▶ YOUR GOAL: Pick out all lines of the entries that include the word "marker" and copy them.

▶ RECORDED DATA:
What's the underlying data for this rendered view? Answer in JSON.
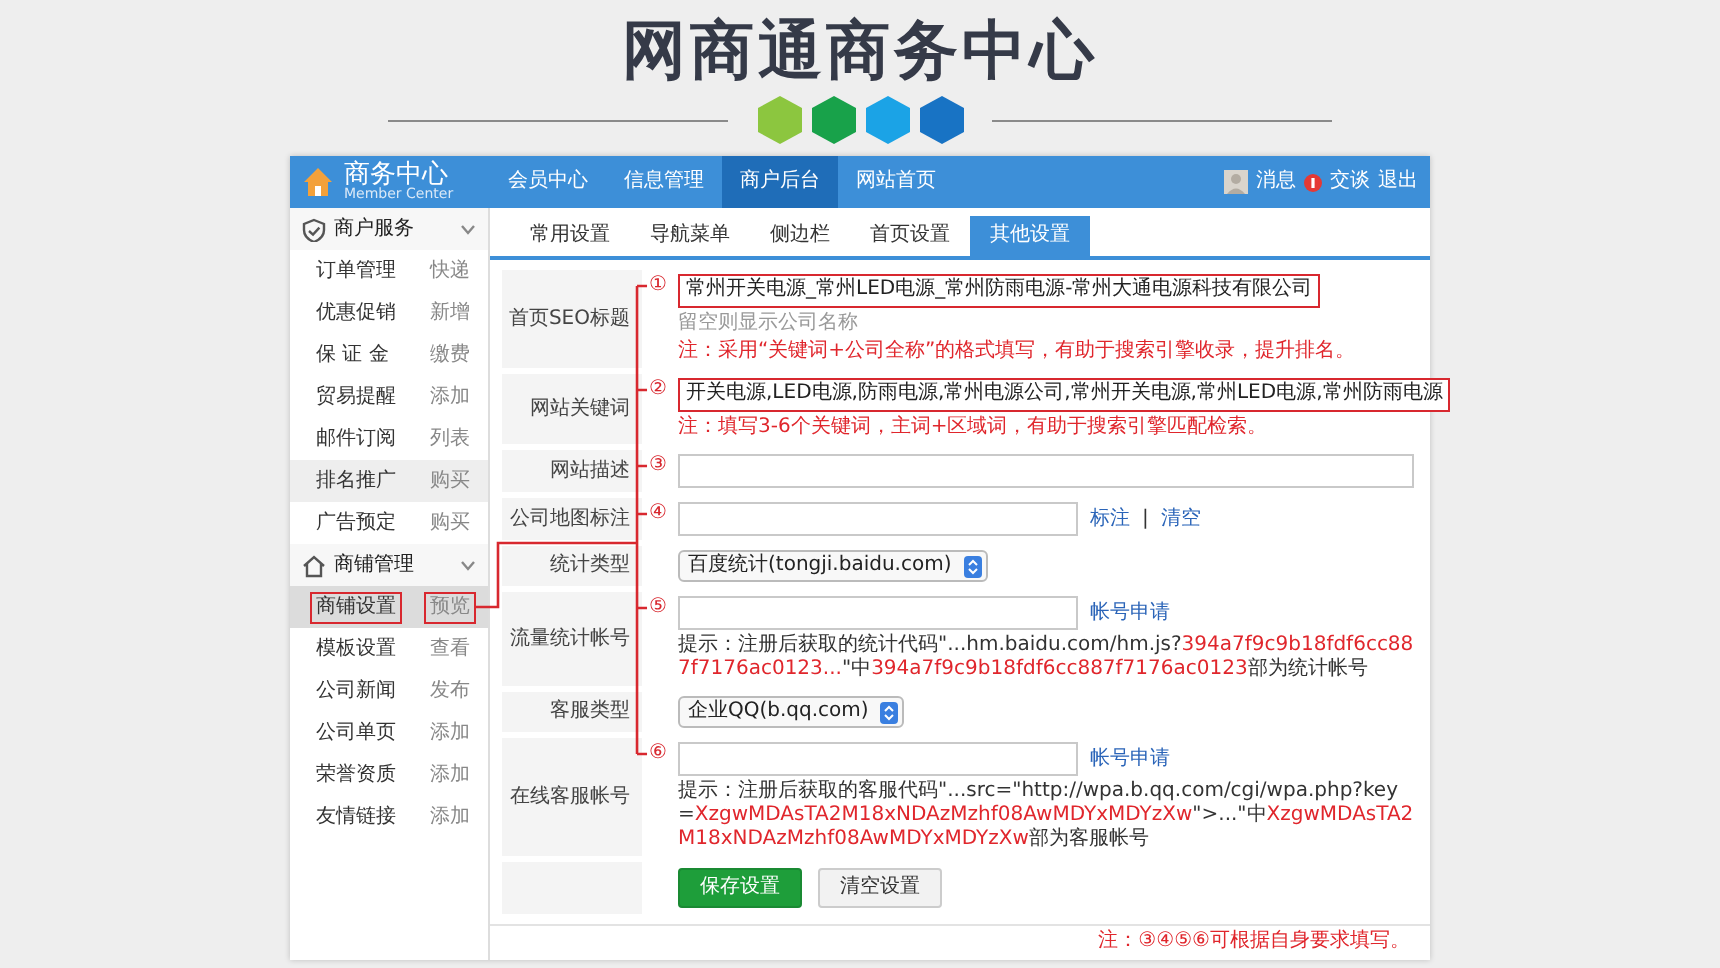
{
  "title": "网商通商务中心",
  "topbar": {
    "logo_title": "商务中心",
    "logo_subtitle": "Member Center",
    "nav": [
      {
        "label": "会员中心",
        "selected": false
      },
      {
        "label": "信息管理",
        "selected": false
      },
      {
        "label": "商户后台",
        "selected": true
      },
      {
        "label": "网站首页",
        "selected": false
      }
    ],
    "message": "消息",
    "chat": "交谈",
    "logout": "退出"
  },
  "sidebar": [
    {
      "title": "商户服务",
      "items": [
        {
          "label": "订单管理",
          "action": "快递",
          "selected": false,
          "hovered": false,
          "annotated": false
        },
        {
          "label": "优惠促销",
          "action": "新增",
          "selected": false,
          "hovered": false,
          "annotated": false
        },
        {
          "label": "保 证 金",
          "action": "缴费",
          "selected": false,
          "hovered": false,
          "annotated": false
        },
        {
          "label": "贸易提醒",
          "action": "添加",
          "selected": false,
          "hovered": false,
          "annotated": false
        },
        {
          "label": "邮件订阅",
          "action": "列表",
          "selected": false,
          "hovered": false,
          "annotated": false
        },
        {
          "label": "排名推广",
          "action": "购买",
          "selected": false,
          "hovered": true,
          "annotated": false
        },
        {
          "label": "广告预定",
          "action": "购买",
          "selected": false,
          "hovered": false,
          "annotated": false
        }
      ]
    },
    {
      "title": "商铺管理",
      "items": [
        {
          "label": "商铺设置",
          "action": "预览",
          "selected": true,
          "hovered": false,
          "annotated": true
        },
        {
          "label": "模板设置",
          "action": "查看",
          "selected": false,
          "hovered": false,
          "annotated": false
        },
        {
          "label": "公司新闻",
          "action": "发布",
          "selected": false,
          "hovered": false,
          "annotated": false
        },
        {
          "label": "公司单页",
          "action": "添加",
          "selected": false,
          "hovered": false,
          "annotated": false
        },
        {
          "label": "荣誉资质",
          "action": "添加",
          "selected": false,
          "hovered": false,
          "annotated": false
        },
        {
          "label": "友情链接",
          "action": "添加",
          "selected": false,
          "hovered": false,
          "annotated": false
        }
      ]
    }
  ],
  "tabs": [
    {
      "label": "常用设置",
      "selected": false
    },
    {
      "label": "导航菜单",
      "selected": false
    },
    {
      "label": "侧边栏",
      "selected": false
    },
    {
      "label": "首页设置",
      "selected": false
    },
    {
      "label": "其他设置",
      "selected": true
    }
  ],
  "form": [
    {
      "kind": "input",
      "label": "首页SEO标题",
      "marker": "①",
      "value": "常州开关电源_常州LED电源_常州防雨电源-常州大通电源科技有限公司",
      "annotated": true,
      "wide": false,
      "aside": "留空则显示公司名称",
      "note": "注：采用“关键词+公司全称”的格式填写，有助于搜索引擎收录，提升排名。"
    },
    {
      "kind": "input",
      "label": "网站关键词",
      "marker": "②",
      "value": "开关电源,LED电源,防雨电源,常州电源公司,常州开关电源,常州LED电源,常州防雨电源",
      "annotated": true,
      "wide": false,
      "note": "注：填写3-6个关键词，主词+区域词，有助于搜索引擎匹配检索。"
    },
    {
      "kind": "input",
      "label": "网站描述",
      "marker": "③",
      "annotated": false,
      "wide": true
    },
    {
      "kind": "input",
      "label": "公司地图标注",
      "marker": "④",
      "annotated": false,
      "wide": false,
      "links": [
        "标注",
        "清空"
      ],
      "separator": "|"
    },
    {
      "kind": "select",
      "label": "统计类型",
      "value": "百度统计(tongji.baidu.com)"
    },
    {
      "kind": "input",
      "label": "流量统计帐号",
      "marker": "⑤",
      "annotated": false,
      "wide": false,
      "links": [
        "帐号申请"
      ],
      "hint": [
        {
          "text": "提示：注册后获取的统计代码\"...hm.baidu.com/hm.js?",
          "highlight": false
        },
        {
          "text": "394a7f9c9b18fdf6cc887f7176ac0123...",
          "highlight": true
        },
        {
          "text": "\"中",
          "highlight": false
        },
        {
          "text": "394a7f9c9b18fdf6cc887f7176ac0123",
          "highlight": true
        },
        {
          "text": "部为统计帐号",
          "highlight": false
        }
      ]
    },
    {
      "kind": "select",
      "label": "客服类型",
      "value": "企业QQ(b.qq.com)"
    },
    {
      "kind": "input",
      "label": "在线客服帐号",
      "marker": "⑥",
      "annotated": false,
      "wide": false,
      "links": [
        "帐号申请"
      ],
      "hint": [
        {
          "text": "提示：注册后获取的客服代码\"...src=\"http://wpa.b.qq.com/cgi/wpa.php?key=",
          "highlight": false
        },
        {
          "text": "XzgwMDAsTA2M18xNDAzMzhf08AwMDYxMDYzXw",
          "highlight": true
        },
        {
          "text": "\">...\"中",
          "highlight": false
        },
        {
          "text": "XzgwMDAsTA2M18xNDAzMzhf08AwMDYxMDYzXw",
          "highlight": true
        },
        {
          "text": "部为客服帐号",
          "highlight": false
        }
      ]
    }
  ],
  "buttons": [
    {
      "label": "保存设置",
      "kind": "primary"
    },
    {
      "label": "清空设置",
      "kind": "secondary"
    }
  ],
  "footnote": "注：③④⑤⑥可根据自身要求填写。"
}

▶ EXERCISE OUTPUT:
      "marker": "①",
      "marker": "②",
      "marker": "③",
      "marker": "④",
      "marker": "⑤",
      "marker": "⑥",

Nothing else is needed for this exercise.